It's never a good sign when the memorial for the greatest pitcher the organization has ever produced, who died an untimely death, is the most positive part of the game.
I watched the game at the post-Pitch Talks event at The Rec Room, a massive restaurant entertainment spot across the street from the Rogers Centre. (I missed the actual event because traffic and the GO train conspired against me.)
Around the time Curtis Granderson lost a routine flyball in the lights and Giancarlo Stanton absolutely tatooed a J.A. Happ pitch into the right field stands in his first at bat as a Yankee, a palpable unease drifted over the assembled.
The unease turned into dread as it became clear Josh Donaldson couldn't make routine throws to first base. The first play he made, he dove towards second for the ball, which masked the bounced throw a little bit. The next one, it was clear there was a serious issue. On the big screen, I could see Donaldson moving the ball around in his hand, as if he was trying to get a good grip on it.
John Gibbons told the media after the game that Donaldson was dealing with "dead arm."
According to Wikipedia,
Dead arm syndrome starts with repetitive motion and forces on the posterior capsule of the shoulder. The posterior capsule is a band of fibrous tissue that interconnects with tendons of the rotator cuff of the shoulder. Four muscles and their tendons make up the rotator cuff. They cover the outside of the shoulder to hold, protect and move the joint.
Overuse can lead to a buildup of tissue around the posterior capsule called hypertrophy. The next step is tightness of the posterior capsule called posterior capsular contracture. This type of problem reduces the amount the shoulder can rotate inwardly.
“It’s just kind of been ongoing, back and forth. I don’t have any pain or anything like that, which is always good. It’s just about getting the strength back,” he said. “Some days it would feel really good, and then the next day, maybe I’m overworking it sometimes. It’s kind of a thing that I’m trying to be cautious with, while knowing when to push it and when not to.”

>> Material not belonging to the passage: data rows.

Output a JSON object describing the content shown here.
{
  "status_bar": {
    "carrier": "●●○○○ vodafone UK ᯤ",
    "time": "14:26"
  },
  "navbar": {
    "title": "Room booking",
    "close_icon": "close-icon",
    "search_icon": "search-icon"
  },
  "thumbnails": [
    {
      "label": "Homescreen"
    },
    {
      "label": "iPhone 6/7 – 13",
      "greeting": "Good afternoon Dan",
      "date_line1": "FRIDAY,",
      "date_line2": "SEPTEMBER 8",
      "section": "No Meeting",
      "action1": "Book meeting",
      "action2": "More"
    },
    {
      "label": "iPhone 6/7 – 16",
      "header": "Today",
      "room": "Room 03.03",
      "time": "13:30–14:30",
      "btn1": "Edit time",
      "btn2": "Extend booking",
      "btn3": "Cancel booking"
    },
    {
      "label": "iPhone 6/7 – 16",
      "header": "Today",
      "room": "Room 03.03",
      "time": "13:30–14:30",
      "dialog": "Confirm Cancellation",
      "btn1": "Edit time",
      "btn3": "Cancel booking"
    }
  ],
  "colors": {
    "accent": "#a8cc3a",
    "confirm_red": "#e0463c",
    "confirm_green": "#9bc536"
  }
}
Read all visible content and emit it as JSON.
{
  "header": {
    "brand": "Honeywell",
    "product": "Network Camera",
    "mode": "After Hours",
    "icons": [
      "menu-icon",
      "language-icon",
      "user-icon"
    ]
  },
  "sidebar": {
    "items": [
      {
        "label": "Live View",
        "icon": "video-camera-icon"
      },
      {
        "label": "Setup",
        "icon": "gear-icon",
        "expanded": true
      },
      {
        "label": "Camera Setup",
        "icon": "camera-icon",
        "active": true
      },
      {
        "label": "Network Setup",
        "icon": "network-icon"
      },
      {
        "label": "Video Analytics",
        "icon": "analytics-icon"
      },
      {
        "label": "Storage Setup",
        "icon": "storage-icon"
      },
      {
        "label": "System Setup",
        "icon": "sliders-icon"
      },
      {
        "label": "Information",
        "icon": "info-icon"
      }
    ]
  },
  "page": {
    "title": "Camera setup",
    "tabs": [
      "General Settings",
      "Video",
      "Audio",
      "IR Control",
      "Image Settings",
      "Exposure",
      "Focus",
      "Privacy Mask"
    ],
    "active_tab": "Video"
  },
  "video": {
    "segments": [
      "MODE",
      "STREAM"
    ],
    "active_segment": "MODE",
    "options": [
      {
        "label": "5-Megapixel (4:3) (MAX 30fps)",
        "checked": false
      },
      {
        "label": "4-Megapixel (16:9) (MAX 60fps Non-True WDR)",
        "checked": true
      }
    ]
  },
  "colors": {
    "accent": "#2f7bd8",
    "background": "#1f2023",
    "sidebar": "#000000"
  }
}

Donaldson's swing looked as powerful as ever and he did steal a base. The Jays announced today that Donaldson will be the DH for the next few games, with Solarte seeing time at third.
“There are things that we’re going to be able to do to get it there,” Donaldson told Sportsnet. “I think I can make it work.”

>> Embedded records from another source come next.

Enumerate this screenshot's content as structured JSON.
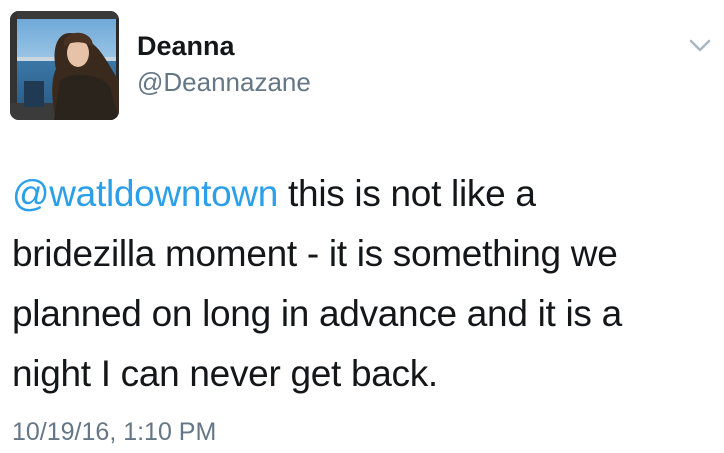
{
  "author": {
    "name": "Deanna",
    "handle": "@Deannazane",
    "avatar_icon": "profile-photo-avatar"
  },
  "menu": {
    "icon": "chevron-down-icon"
  },
  "tweet": {
    "mention": "@watldowntown",
    "line1_rest": " this is not like a",
    "line2": "bridezilla moment - it is something we",
    "line3": "planned on long in advance and it is a",
    "line4": "night I can never get back."
  },
  "timestamp": "10/19/16, 1:10 PM",
  "colors": {
    "mention": "#2b9fe8",
    "secondary_text": "#657786",
    "primary_text": "#14171a"
  }
}
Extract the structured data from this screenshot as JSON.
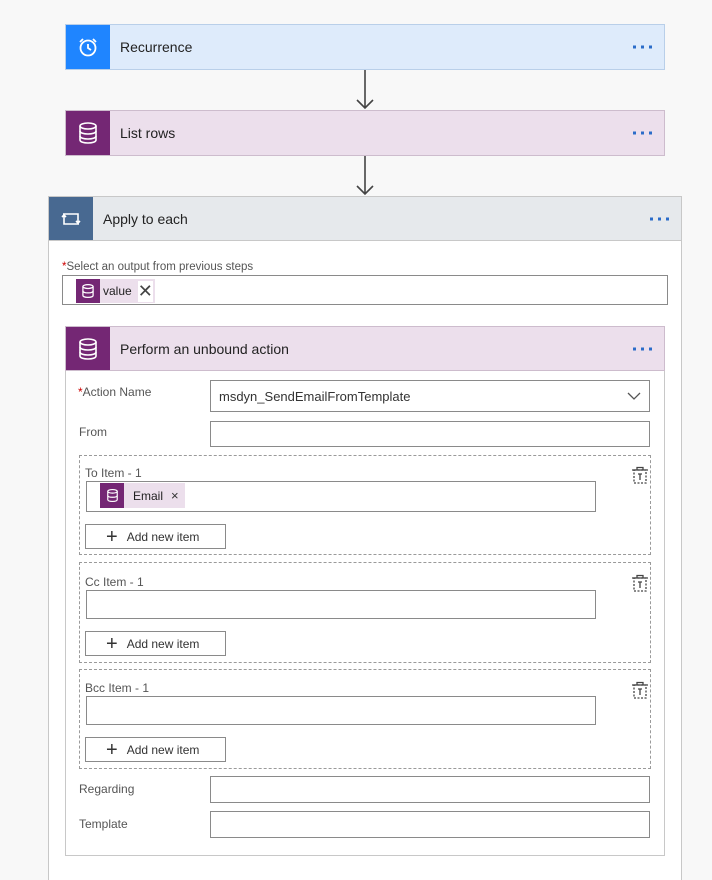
{
  "colors": {
    "recurrence_bg": "#deebfb",
    "recurrence_icon_bg": "#1f85ff",
    "dataverse_bg": "#ecdfec",
    "dataverse_icon_bg": "#742774",
    "loop_bg": "#e6e9ec",
    "loop_icon_bg": "#486991",
    "accent": "#2b6cc9"
  },
  "steps": {
    "recurrence": {
      "title": "Recurrence",
      "icon": "alarm-clock-icon"
    },
    "list_rows": {
      "title": "List rows",
      "icon": "database-icon"
    },
    "apply_to_each": {
      "title": "Apply to each",
      "icon": "loop-icon",
      "select_output_label": "Select an output from previous steps",
      "required_mark": "*",
      "token": {
        "label": "value",
        "icon": "database-icon",
        "remove": "✕"
      }
    },
    "perform_action": {
      "title": "Perform an unbound action",
      "icon": "database-icon",
      "action_name_label": "Action Name",
      "required_mark": "*",
      "action_name_value": "msdyn_SendEmailFromTemplate",
      "from_label": "From",
      "to_item_label": "To Item - 1",
      "to_token": {
        "label": "Email",
        "remove": "×"
      },
      "cc_item_label": "Cc Item - 1",
      "bcc_item_label": "Bcc Item - 1",
      "add_new_item": "Add new item",
      "regarding_label": "Regarding",
      "template_label": "Template"
    }
  }
}
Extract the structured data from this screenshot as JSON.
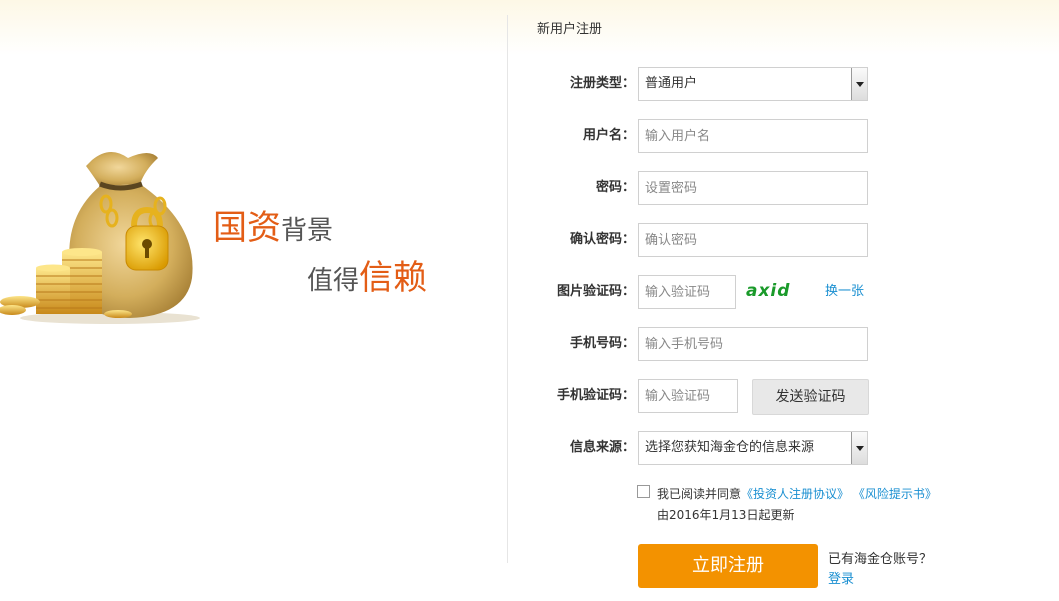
{
  "page": {
    "title": "新用户注册"
  },
  "slogan": {
    "part1_a": "国资",
    "part1_b": "背景",
    "part2_a": "值得",
    "part2_b": "信赖"
  },
  "form": {
    "reg_type": {
      "label": "注册类型：",
      "value": "普通用户"
    },
    "username": {
      "label": "用户名：",
      "placeholder": "输入用户名"
    },
    "password": {
      "label": "密码：",
      "placeholder": "设置密码"
    },
    "confirm_password": {
      "label": "确认密码：",
      "placeholder": "确认密码"
    },
    "image_captcha": {
      "label": "图片验证码：",
      "placeholder": "输入验证码",
      "captcha_text": "axid",
      "refresh_label": "换一张"
    },
    "phone": {
      "label": "手机号码：",
      "placeholder": "输入手机号码"
    },
    "sms_code": {
      "label": "手机验证码：",
      "placeholder": "输入验证码",
      "send_label": "发送验证码"
    },
    "source": {
      "label": "信息来源：",
      "value": "选择您获知海金仓的信息来源"
    }
  },
  "agreement": {
    "prefix": "我已阅读并同意",
    "link1": "《投资人注册协议》",
    "link2": "《风险提示书》",
    "note": "由2016年1月13日起更新",
    "checked": false
  },
  "actions": {
    "submit_label": "立即注册",
    "have_account": "已有海金仓账号？",
    "login_label": "登录"
  },
  "colors": {
    "accent": "#f39200",
    "link": "#1a8fd1",
    "slogan_orange": "#e35d16"
  }
}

For those keeping track at home, Gibby wore his glasses in the dugout but took them off to make pitching changes.
Positive? Ok. J.A. Happ looked pretty good. He wasn't particularly efficient, but this Yankee lineup is the Greatest Lineup Ever Assembled in the History of Baseball (just ask any of the Jays' broadcasters. They will tell you. A lot.) But he was making good pitches and getting outs when he needed too. The game only really got out of hand when the bullpen was called upon.

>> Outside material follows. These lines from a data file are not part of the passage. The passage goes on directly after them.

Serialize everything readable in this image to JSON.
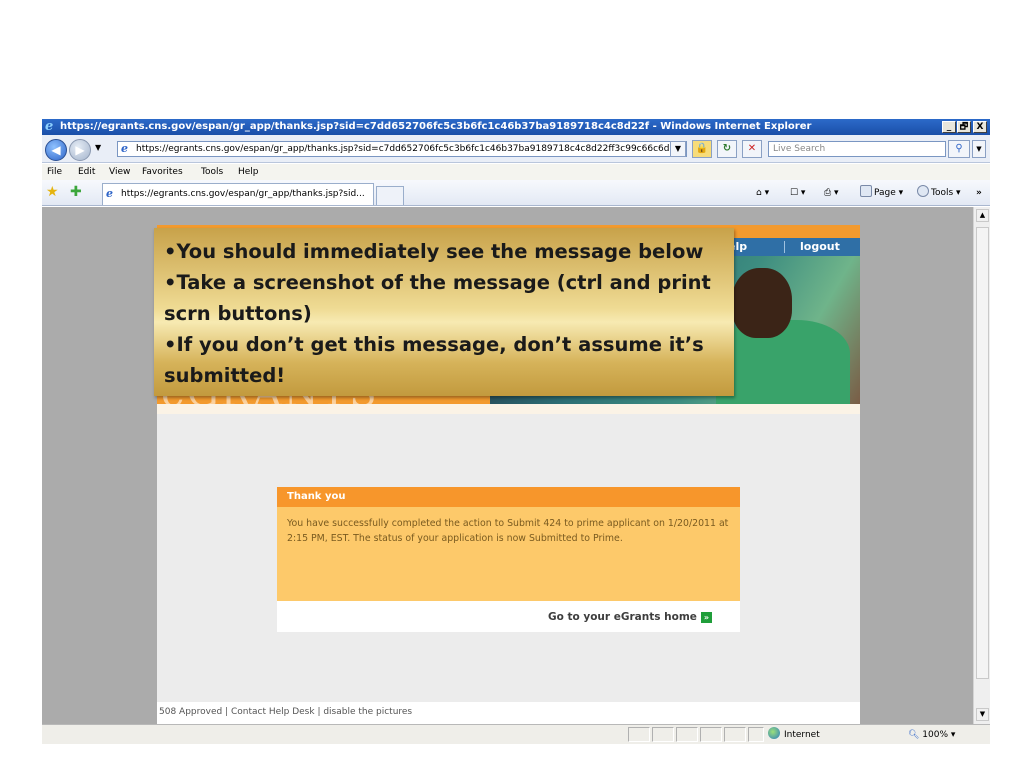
{
  "window": {
    "title": "https://egrants.cns.gov/espan/gr_app/thanks.jsp?sid=c7dd652706fc5c3b6fc1c46b37ba9189718c4c8d22f - Windows Internet Explorer",
    "controls": {
      "minimize": "_",
      "maximize": "🗗",
      "close": "X"
    }
  },
  "address_bar": {
    "url": "https://egrants.cns.gov/espan/gr_app/thanks.jsp?sid=c7dd652706fc5c3b6fc1c46b37ba9189718c4c8d22ff3c99c66c6d",
    "search_placeholder": "Live Search"
  },
  "menu": [
    "File",
    "Edit",
    "View",
    "Favorites",
    "Tools",
    "Help"
  ],
  "tab": {
    "label": "https://egrants.cns.gov/espan/gr_app/thanks.jsp?sid..."
  },
  "command_bar": {
    "page": "Page",
    "tools": "Tools"
  },
  "status_bar": {
    "zone": "Internet",
    "zoom": "100%"
  },
  "site": {
    "nav": {
      "help": "elp",
      "logout": "logout"
    },
    "logo": "eGRANTS"
  },
  "thank_you": {
    "header": "Thank you",
    "message": "You have successfully completed the action to Submit 424 to prime applicant on 1/20/2011 at 2:15 PM, EST. The status of your application is now Submitted to Prime.",
    "home_link": "Go to your eGrants home"
  },
  "footer": {
    "text": "508 Approved  | Contact Help Desk  | disable the pictures"
  },
  "callout": {
    "lines": [
      "•You should immediately see the message below",
      "•Take a screenshot of the message (ctrl and print scrn buttons)",
      "•If you don’t get this message, don’t assume it’s submitted!"
    ]
  },
  "colors": {
    "title_bar": "#1a4fa8",
    "banner_orange": "#f39a2e",
    "thank_you_header": "#f7962b",
    "thank_you_body": "#fdc96a",
    "callout_gold": "#d6b35a",
    "nav_blue": "#2f6fa6"
  }
}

It's easy to feel low after watching that game but I would remind all of us on the ledge that they don't need to be better than the Yankees to make the playoffs. They just need to be better than bunch of other decent teams to be in the mix.
Please just hit the damn ball.
Aaron Sanchez gets the ball tonight.
Ben Nicholson-Smith had a great piece on Sanchez's 2017 and how he came through a lost season plagued by injuries.